Murray: Sure – I’m happy to share my thoughts on this.
Top 5 list of what to look for in math software:
- It must be easy to enter math, both with a GUI (graphical user interface) and with keyboard short cuts. It also must be intuitive and have a good Help system, with plenty of examples that can be re-used and modified.
- The resulting math must look like “text book” math, so it is easy to read. Notation should be consistent with most text books in common use.
- You should be able to export the document in many formats (including as images, and as LaTeX and MathML). It is a plus if it can produce interactive animations for the Web (and for mobile devices), without the need for extra plugins.
- It must produce attractive graphs that are interactive (easy to zoom, drag, 3D rotations, etc), and with good options for placing axes, changing font sizes and so on.
- It must be easy for students to pick up and use, and have well-priced student editions. The emphasis should be on putting powerful tools in the students’ hands so they can explore math, rather than seeing it as a tool for the lecturer.
Bettina: Murray, this is a great list!

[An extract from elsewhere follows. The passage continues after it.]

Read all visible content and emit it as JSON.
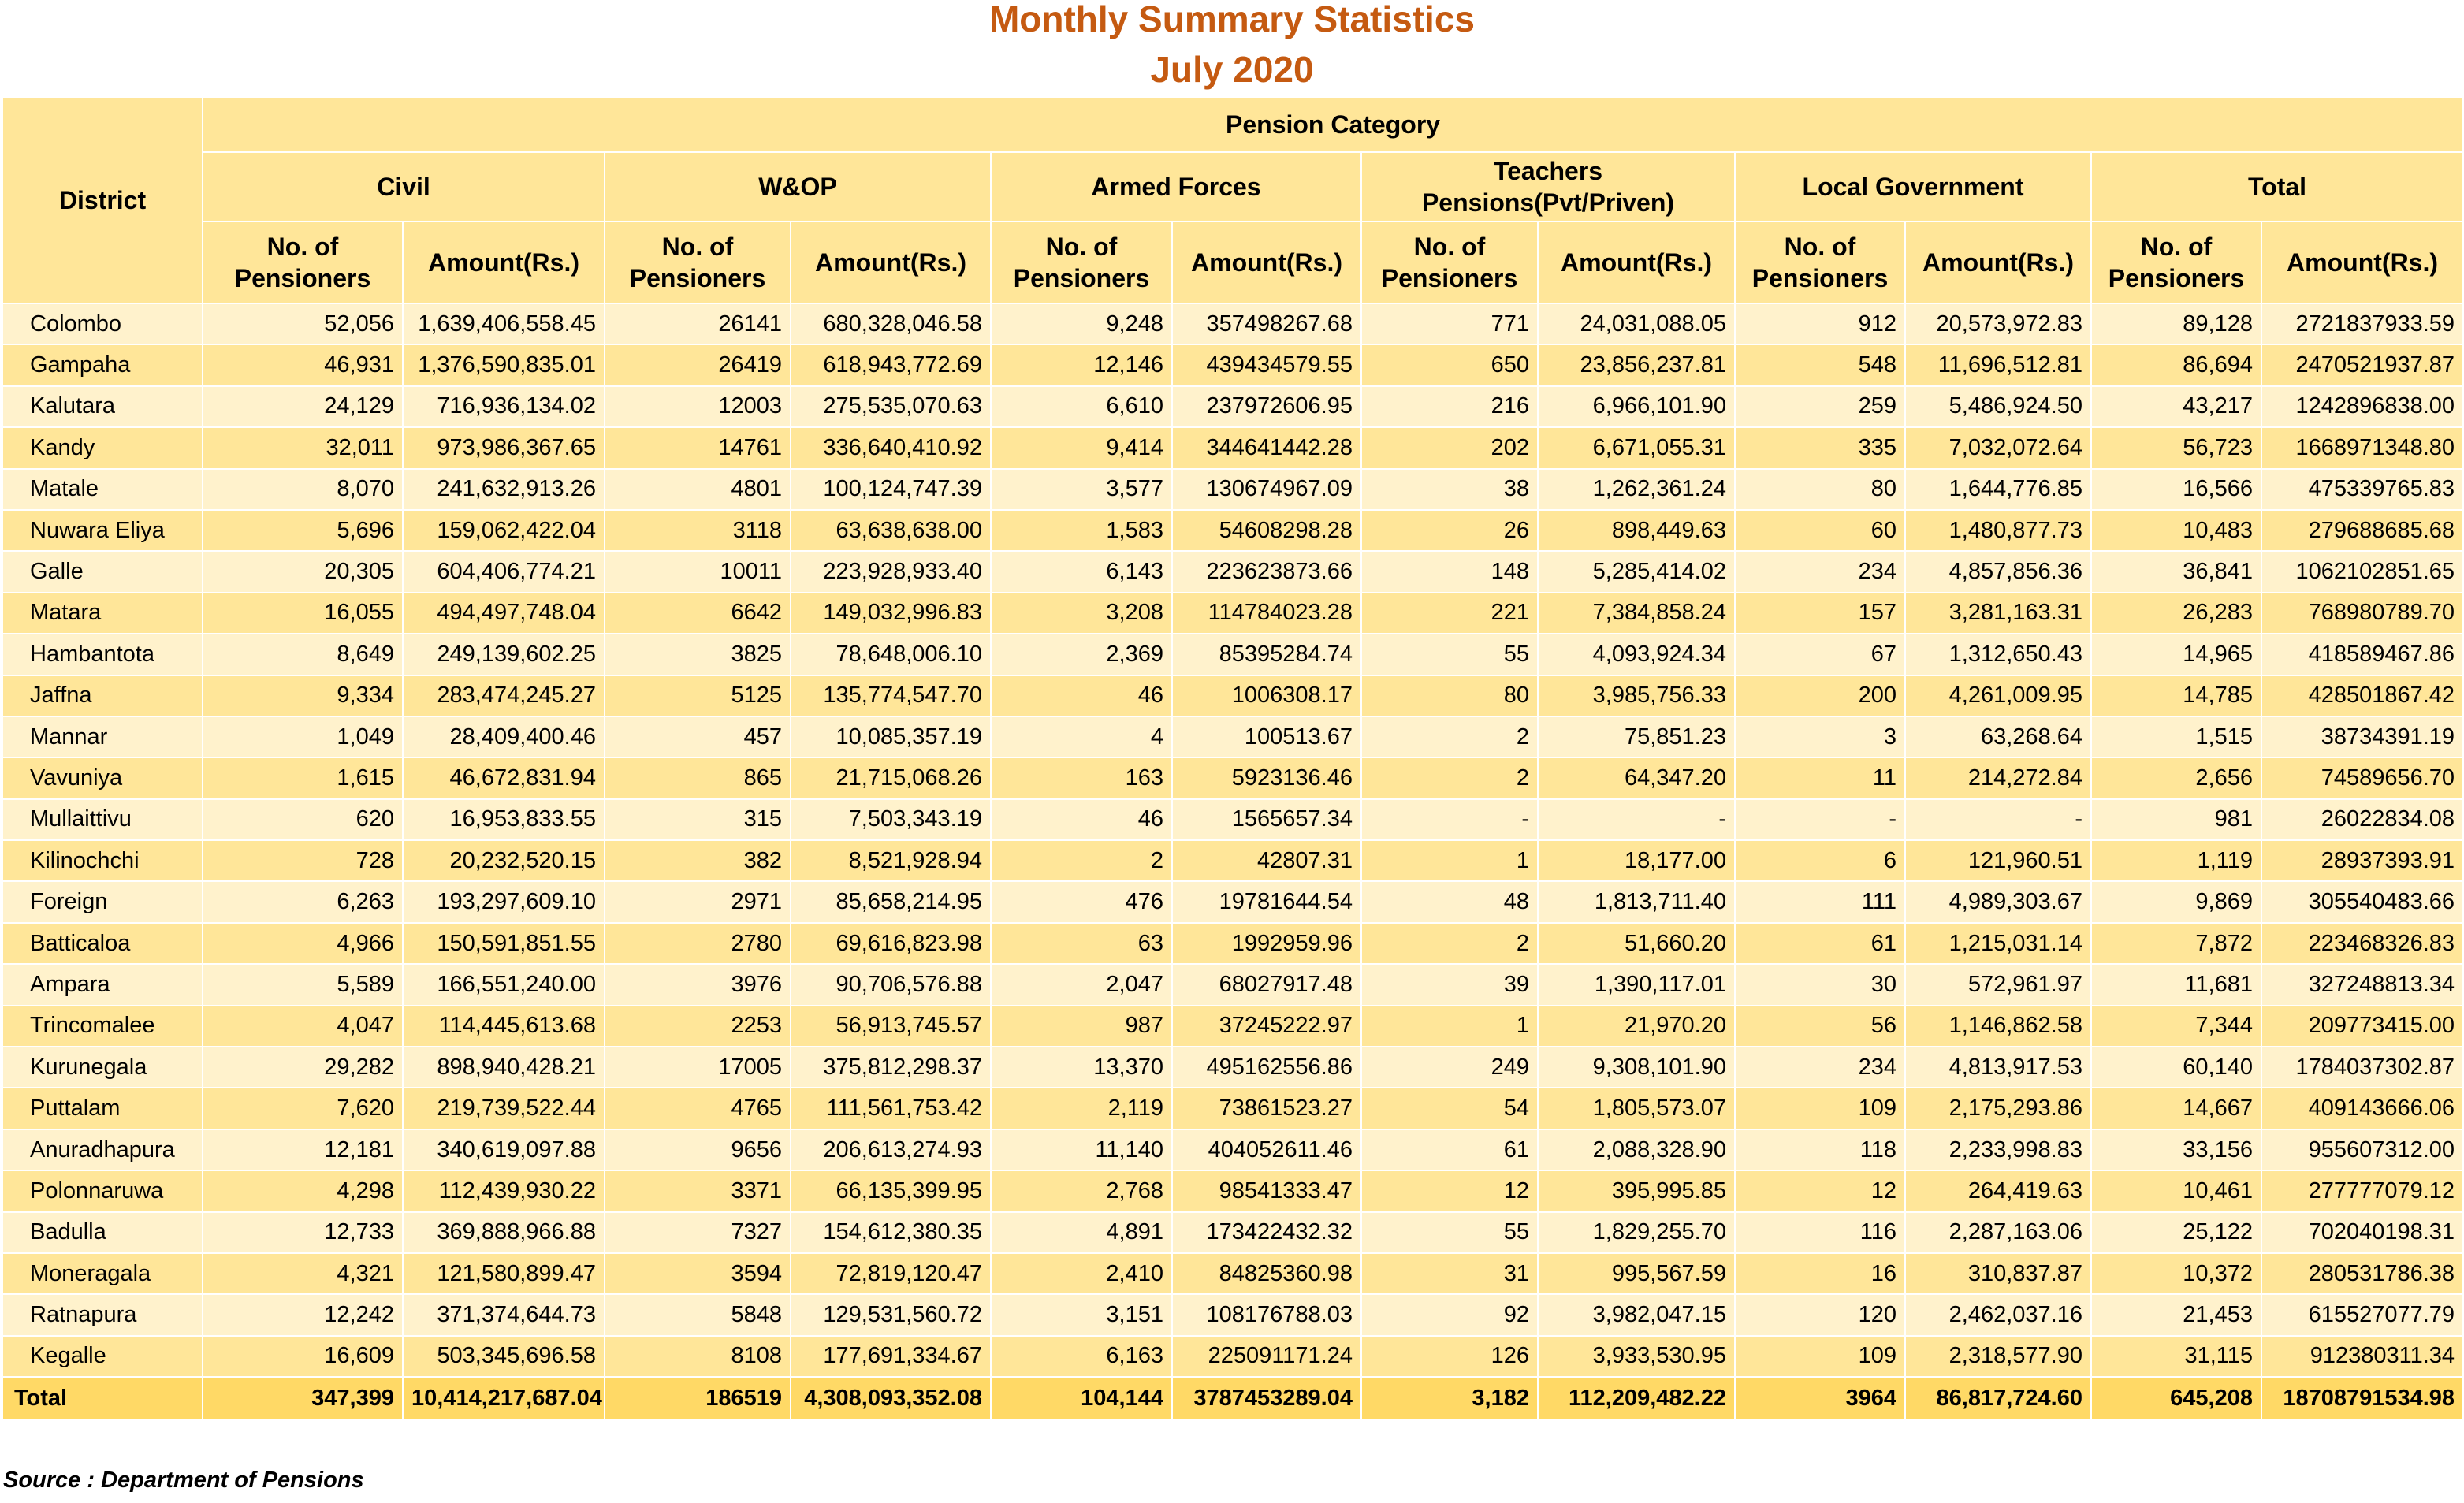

Fortunately for us, Mathcad holds up well when measured against your high standards.
We have listed a few interesting articles below, if you want to learn more about Murray’s thoughts.
Here are some suggested links to learn how math relates to the “real world”.
- Trigonometric graphs and music
- Music and transformation geometry (this contains one of Murray’s own compositions)
- Music and Fast Fourier Transforms (warning – high level math!)
(b) Dance, kinesthetic
(c) Art, beauty
Here are some tips that may be helpful for our younger readers: